TEAC: How many trumpets do you have?

Murata: I have three. I also have a flugelhorn. But when there's an instrument that I want, I get rid of one that I'm not too into. So, I think my collection is on the small side. Oh, but after self-recording this time, I feel that an audio interface is something I need.

TEAC: What are your reasons?

Murata: Since I don't record many times a year, I had thought that I could just borrow recording equipment. But, this time I realized that recording contributes to my daily practice, so I think it's definitely worth having! It works as practice for recording, and also for rhythm. It's too easy to get used to bad sound. It's better to preempt that by remembering the good sound that you recorded.

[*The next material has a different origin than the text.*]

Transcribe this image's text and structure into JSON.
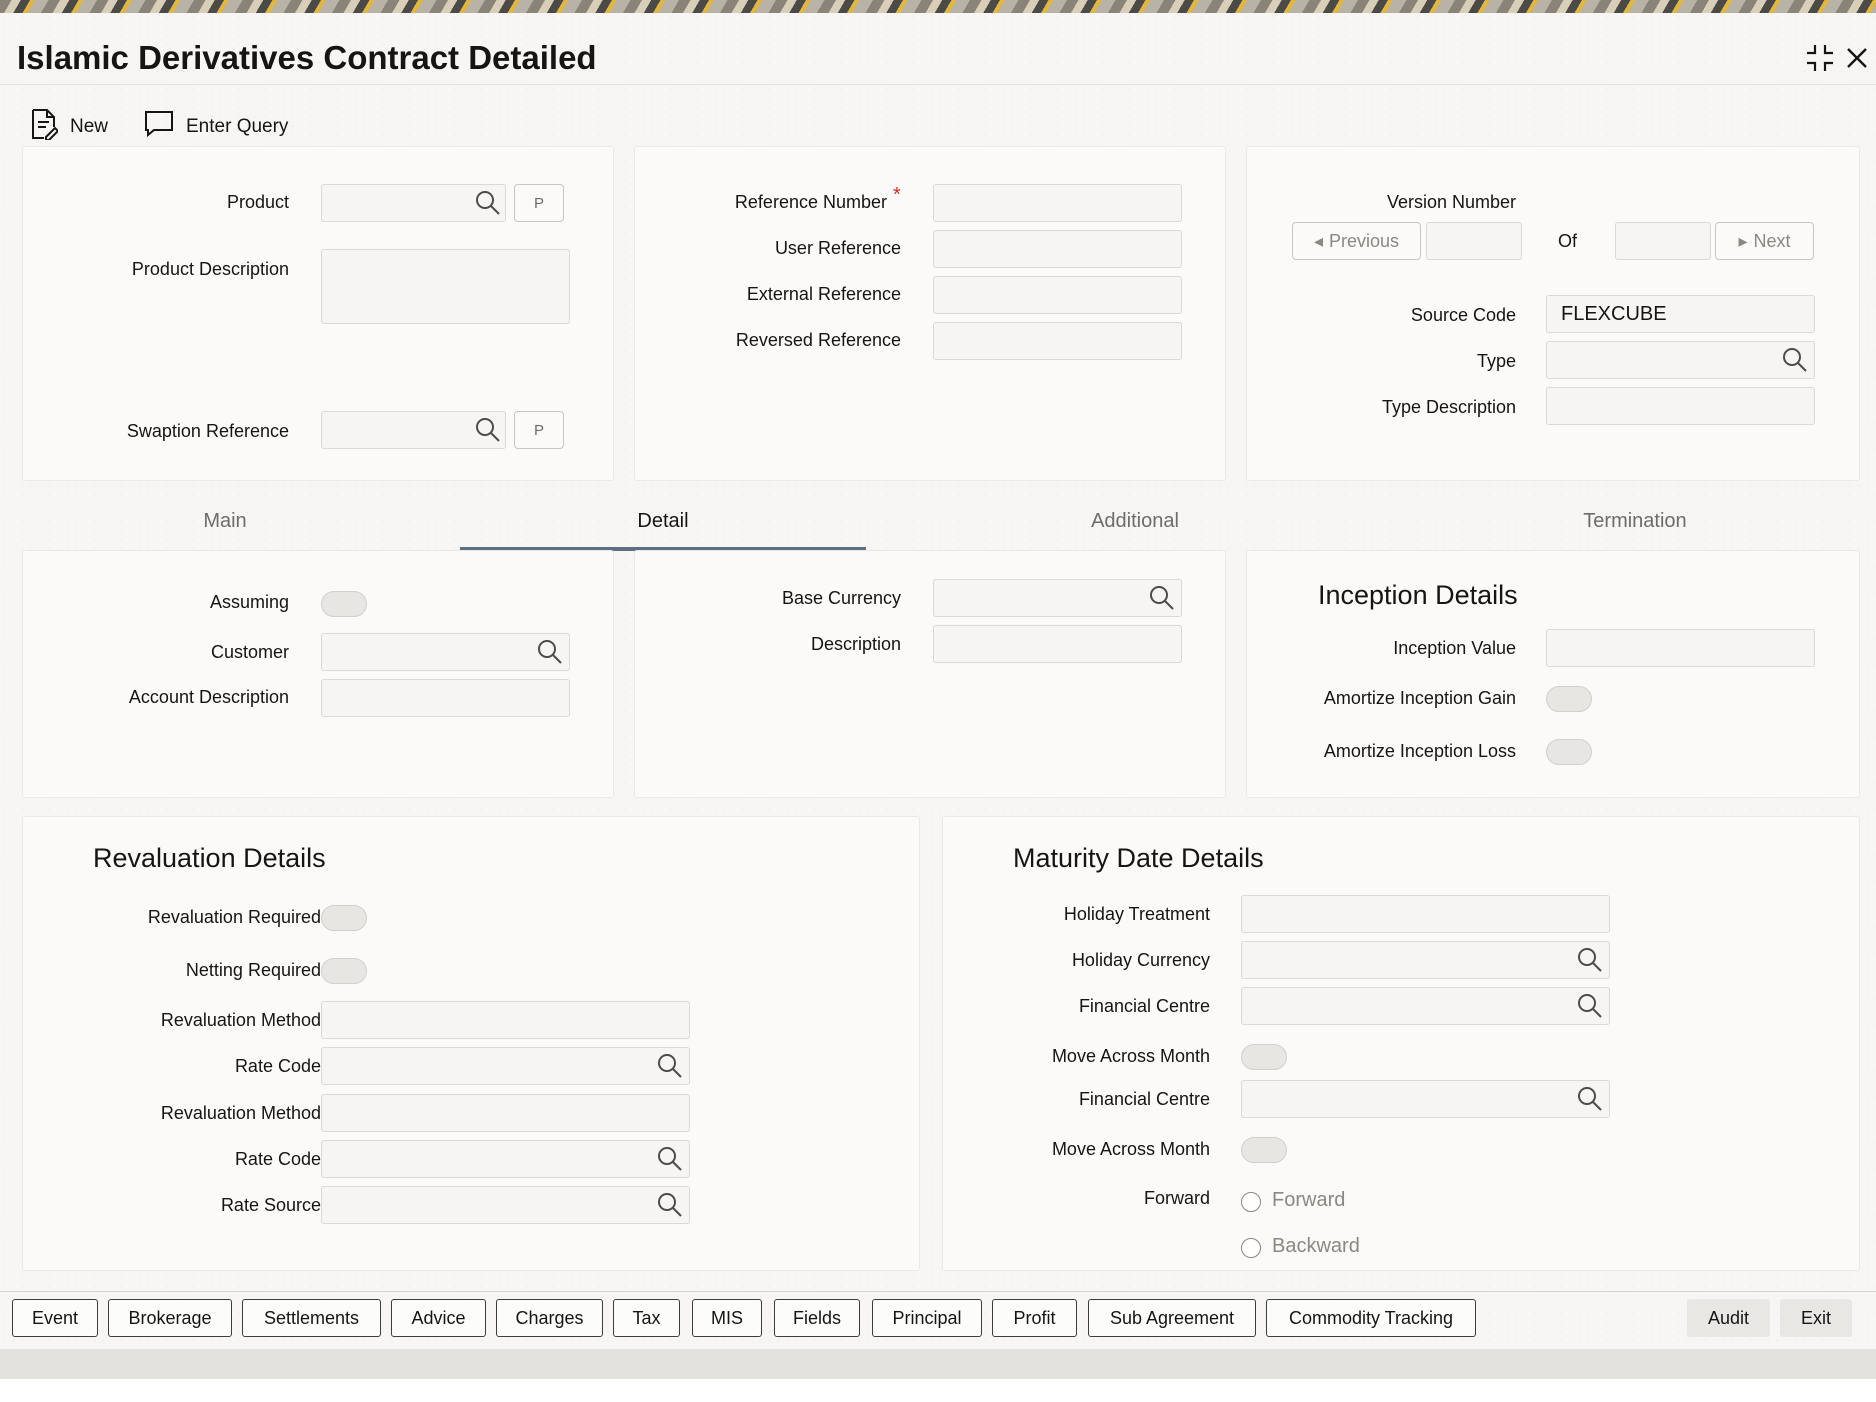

TEAC: You can also listen to it objectively.

Murata: Yes. I definitely recommend buying one!

TEAC: Thank you for your nice comments and your insights today.


Chihiro Murata
Trumpeter. Born in Tokyo, November 1986. Learned the piano at an early age. Joined the school band in junior high school and started playing the trumpet. Entered Waseda University and was active in a music "circle." After graduation, she started her music career - studying trumpet under Masahiro Makihara. She studied jazz theory under Mr. Hidefumi Toki. Ms. Murata currently performs at live music clubs in Tokyo as a trio and in jam sessions.

Official Website: http://genplanning.co.jp/